The Christian Bible tells the story of two men, Peter and Cornelius, utterly divided by religious belief and culture, who in encountering each other discovered a truth about God’s common will for them that neither had previously grasped. They learned that the Holy Spirit brings down walls and unites those who might think that they have nothing in common.
All around the world, women, men, and children are forced by violence, persecution, natural and human-caused disasters, famine, and other factors, to leave their homelands. Their desire to escape suffering is stronger than the barriers erected to block their way. The opposition by some countries to the migration of forcibly displaced people will not keep those who undergo unbearable suffering from leaving their homes.
Wealthy countries cannot evade their responsibility for the wounds inflicted on our planet – environmental disasters, the arms trade, developmental inequality – that drive forced migration and human trafficking. While it is true that the arrival of migrants in more developed countries can present real and significant challenges, it can also be an opportunity for openness and change. Pope Francis poses this question to us: “How can we experience these changes not as obstacles to genuine development, but rather as opportunities for genuine human, social and spiritual growth?” Societies that find the courage and the vision to go beyond the fear of foreigners and migrants soon discover the riches that migrants bring with them, and always have.
If we, as a human family, insist on only ever seeing refugees as a burden, we deprive ourselves of the opportunities for solidarity that are also always opportunities for mutual learning, mutual enrichment, and mutual growth.
It is not enough for Christians to profess to love Christ: belief is authentic only if it is expressed in loving action. We are one Body of Christ, undivided. In the words of Dietrich Bonhoeffer, “It is only through Jesus Christ that we are brothers and sisters of one another…. Through Christ our mutual belonging is real, integral, and for all time.” If we are one body, we are knitted into a solidarity that defines us and makes demands of us.

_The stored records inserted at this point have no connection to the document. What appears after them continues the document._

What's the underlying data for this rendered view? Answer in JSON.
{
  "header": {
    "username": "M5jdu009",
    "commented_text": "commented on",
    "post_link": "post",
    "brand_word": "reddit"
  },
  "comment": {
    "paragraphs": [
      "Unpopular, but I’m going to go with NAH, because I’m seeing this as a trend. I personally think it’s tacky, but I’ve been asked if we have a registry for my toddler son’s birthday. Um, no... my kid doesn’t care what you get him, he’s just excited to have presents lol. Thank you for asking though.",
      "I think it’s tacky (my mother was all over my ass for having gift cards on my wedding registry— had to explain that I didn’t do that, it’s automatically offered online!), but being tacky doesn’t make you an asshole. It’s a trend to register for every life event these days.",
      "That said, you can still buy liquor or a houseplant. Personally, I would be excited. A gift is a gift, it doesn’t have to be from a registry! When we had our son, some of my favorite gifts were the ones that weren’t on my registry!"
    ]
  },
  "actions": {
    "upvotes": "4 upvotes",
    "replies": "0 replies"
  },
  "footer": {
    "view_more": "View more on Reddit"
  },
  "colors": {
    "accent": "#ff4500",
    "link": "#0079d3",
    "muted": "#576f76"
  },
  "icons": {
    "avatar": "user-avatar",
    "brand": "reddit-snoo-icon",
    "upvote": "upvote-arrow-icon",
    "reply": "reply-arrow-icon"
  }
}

Signs of solidarity can be multiplied beyond the borders of religion and culture. Meeting believers of other persuasions encourages us to deepen our knowledge of our own faith, and in our encounter with our refugee brothers and sisters, God speaks to us and blesses us as He did Cornelius and Peter.
In every genuine encounter, an exchange of gifts takes place. Sharing with others what we have and own, we discover that all is given freely by God. At the same time, in welcoming those whom we encounter, we meet the God who is always already present with the vulnerable, at the peripheries, and in the other.
Increasingly around the world we witness the building of walls to keep out the displaced: not just physical walls, but also walls of fear, prejudice, hatred, and ideology. Let us all, as one human family, strive to build bridges of solidarity rather than walls of division. Our refugee sisters and brothers present us with opportunities for mutual enrichment and flourishing: it is God who brings us together.
With the development of new international frameworks – Global Compacts on Migrants and on Refugees – in 2018, States should not only ensure a more effective responsibility-sharing in response to large movements, but they should also accept the opportunity to recognize and highlight the significant contributions that refugees and migrants make in their host communities.
Catholic Charities USA
Community of Sant’Egidio
Dominicans for Justice and Peace
International Union of Superior Generals (UISG)
Jesuit Refugee Service
Lutheran World Federation
Pax Christi International
Scalabrini International Migration Network (SIMN)
Talitha Kum – Worldwide Network of Religious Life against Trafficking in Persons
Union of Superior Generals (USG)
Voices of Faith
World Union of Catholic Women’s Organizations (WUCWO)
World Refugee Day, 20th June 2017